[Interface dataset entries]

● ● ● ●

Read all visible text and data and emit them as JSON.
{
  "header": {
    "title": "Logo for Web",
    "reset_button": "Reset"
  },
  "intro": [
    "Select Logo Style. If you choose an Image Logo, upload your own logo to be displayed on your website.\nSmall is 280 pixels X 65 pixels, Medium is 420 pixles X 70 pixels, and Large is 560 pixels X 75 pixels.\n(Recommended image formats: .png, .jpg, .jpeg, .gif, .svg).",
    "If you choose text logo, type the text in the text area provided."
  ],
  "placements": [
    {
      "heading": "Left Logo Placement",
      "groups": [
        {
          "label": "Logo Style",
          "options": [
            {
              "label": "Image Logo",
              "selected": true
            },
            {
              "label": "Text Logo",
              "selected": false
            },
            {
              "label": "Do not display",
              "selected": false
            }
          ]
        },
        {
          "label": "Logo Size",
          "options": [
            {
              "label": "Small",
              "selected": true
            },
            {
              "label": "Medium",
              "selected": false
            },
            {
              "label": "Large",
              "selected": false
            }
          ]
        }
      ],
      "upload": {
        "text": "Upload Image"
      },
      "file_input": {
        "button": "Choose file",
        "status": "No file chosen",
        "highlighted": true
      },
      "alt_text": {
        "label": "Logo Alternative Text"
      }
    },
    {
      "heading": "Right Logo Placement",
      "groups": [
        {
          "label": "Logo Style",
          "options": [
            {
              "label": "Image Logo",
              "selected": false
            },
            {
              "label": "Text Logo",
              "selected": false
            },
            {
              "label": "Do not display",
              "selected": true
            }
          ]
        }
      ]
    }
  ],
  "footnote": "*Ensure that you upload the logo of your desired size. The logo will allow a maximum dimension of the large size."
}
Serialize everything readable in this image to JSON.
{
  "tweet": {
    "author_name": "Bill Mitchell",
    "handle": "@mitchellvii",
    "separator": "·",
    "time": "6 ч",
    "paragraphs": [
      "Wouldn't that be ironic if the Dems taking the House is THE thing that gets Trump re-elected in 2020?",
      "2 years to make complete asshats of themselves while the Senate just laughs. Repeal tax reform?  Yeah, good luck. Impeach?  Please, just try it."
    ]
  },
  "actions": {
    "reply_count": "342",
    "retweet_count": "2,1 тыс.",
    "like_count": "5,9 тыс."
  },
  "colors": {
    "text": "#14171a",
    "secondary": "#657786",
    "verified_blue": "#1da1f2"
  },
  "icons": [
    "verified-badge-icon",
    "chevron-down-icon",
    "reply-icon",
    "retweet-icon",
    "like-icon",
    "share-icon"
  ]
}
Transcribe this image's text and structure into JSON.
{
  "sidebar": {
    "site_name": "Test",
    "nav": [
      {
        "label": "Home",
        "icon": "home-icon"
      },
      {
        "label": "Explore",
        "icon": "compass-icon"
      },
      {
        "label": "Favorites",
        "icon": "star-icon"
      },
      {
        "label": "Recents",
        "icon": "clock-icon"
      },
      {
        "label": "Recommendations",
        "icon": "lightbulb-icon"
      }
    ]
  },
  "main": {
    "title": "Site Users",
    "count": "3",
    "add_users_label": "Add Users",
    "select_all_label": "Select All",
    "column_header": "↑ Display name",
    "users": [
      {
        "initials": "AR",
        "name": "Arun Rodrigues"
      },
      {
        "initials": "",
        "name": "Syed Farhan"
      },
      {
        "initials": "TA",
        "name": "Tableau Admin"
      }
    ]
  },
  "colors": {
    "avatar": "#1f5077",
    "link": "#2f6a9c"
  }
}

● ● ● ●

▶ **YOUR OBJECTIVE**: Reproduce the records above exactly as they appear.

▶ **RESULT**:
Read all visible text and data and emit them as JSON.
{
  "header": {
    "title": "Logo for Web",
    "reset_button": "Reset"
  },
  "intro": [
    "Select Logo Style. If you choose an Image Logo, upload your own logo to be displayed on your website.\nSmall is 280 pixels X 65 pixels, Medium is 420 pixles X 70 pixels, and Large is 560 pixels X 75 pixels.\n(Recommended image formats: .png, .jpg, .jpeg, .gif, .svg).",
    "If you choose text logo, type the text in the text area provided."
  ],
  "placements": [
    {
      "heading": "Left Logo Placement",
      "groups": [
        {
          "label": "Logo Style",
          "options": [
            {
              "label": "Image Logo",
              "selected": true
            },
            {
              "label": "Text Logo",
              "selected": false
            },
            {
              "label": "Do not display",
              "selected": false
            }
          ]
        },
        {
          "label": "Logo Size",
          "options": [
            {
              "label": "Small",
              "selected": true
            },
            {
              "label": "Medium",
              "selected": false
            },
            {
              "label": "Large",
              "selected": false
            }
          ]
        }
      ],
      "upload": {
        "text": "Upload Image"
      },
      "file_input": {
        "button": "Choose file",
        "status": "No file chosen",
        "highlighted": true
      },
      "alt_text": {
        "label": "Logo Alternative Text"
      }
    },
    {
      "heading": "Right Logo Placement",
      "groups": [
        {
          "label": "Logo Style",
          "options": [
            {
              "label": "Image Logo",
              "selected": false
            },
            {
              "label": "Text Logo",
              "selected": false
            },
            {
              "label": "Do not display",
              "selected": true
            }
          ]
        }
      ]
    }
  ],
  "footnote": "*Ensure that you upload the logo of your desired size. The logo will allow a maximum dimension of the large size."
}
Serialize everything readable in this image to JSON.
{
  "tweet": {
    "author_name": "Bill Mitchell",
    "handle": "@mitchellvii",
    "separator": "·",
    "time": "6 ч",
    "paragraphs": [
      "Wouldn't that be ironic if the Dems taking the House is THE thing that gets Trump re-elected in 2020?",
      "2 years to make complete asshats of themselves while the Senate just laughs. Repeal tax reform?  Yeah, good luck. Impeach?  Please, just try it."
    ]
  },
  "actions": {
    "reply_count": "342",
    "retweet_count": "2,1 тыс.",
    "like_count": "5,9 тыс."
  },
  "colors": {
    "text": "#14171a",
    "secondary": "#657786",
    "verified_blue": "#1da1f2"
  },
  "icons": [
    "verified-badge-icon",
    "chevron-down-icon",
    "reply-icon",
    "retweet-icon",
    "like-icon",
    "share-icon"
  ]
}
Transcribe this image's text and structure into JSON.
{
  "sidebar": {
    "site_name": "Test",
    "nav": [
      {
        "label": "Home",
        "icon": "home-icon"
      },
      {
        "label": "Explore",
        "icon": "compass-icon"
      },
      {
        "label": "Favorites",
        "icon": "star-icon"
      },
      {
        "label": "Recents",
        "icon": "clock-icon"
      },
      {
        "label": "Recommendations",
        "icon": "lightbulb-icon"
      }
    ]
  },
  "main": {
    "title": "Site Users",
    "count": "3",
    "add_users_label": "Add Users",
    "select_all_label": "Select All",
    "column_header": "↑ Display name",
    "users": [
      {
        "initials": "AR",
        "name": "Arun Rodrigues"
      },
      {
        "initials": "",
        "name": "Syed Farhan"
      },
      {
        "initials": "TA",
        "name": "Tableau Admin"
      }
    ]
  },
  "colors": {
    "avatar": "#1f5077",
    "link": "#2f6a9c"
  }
}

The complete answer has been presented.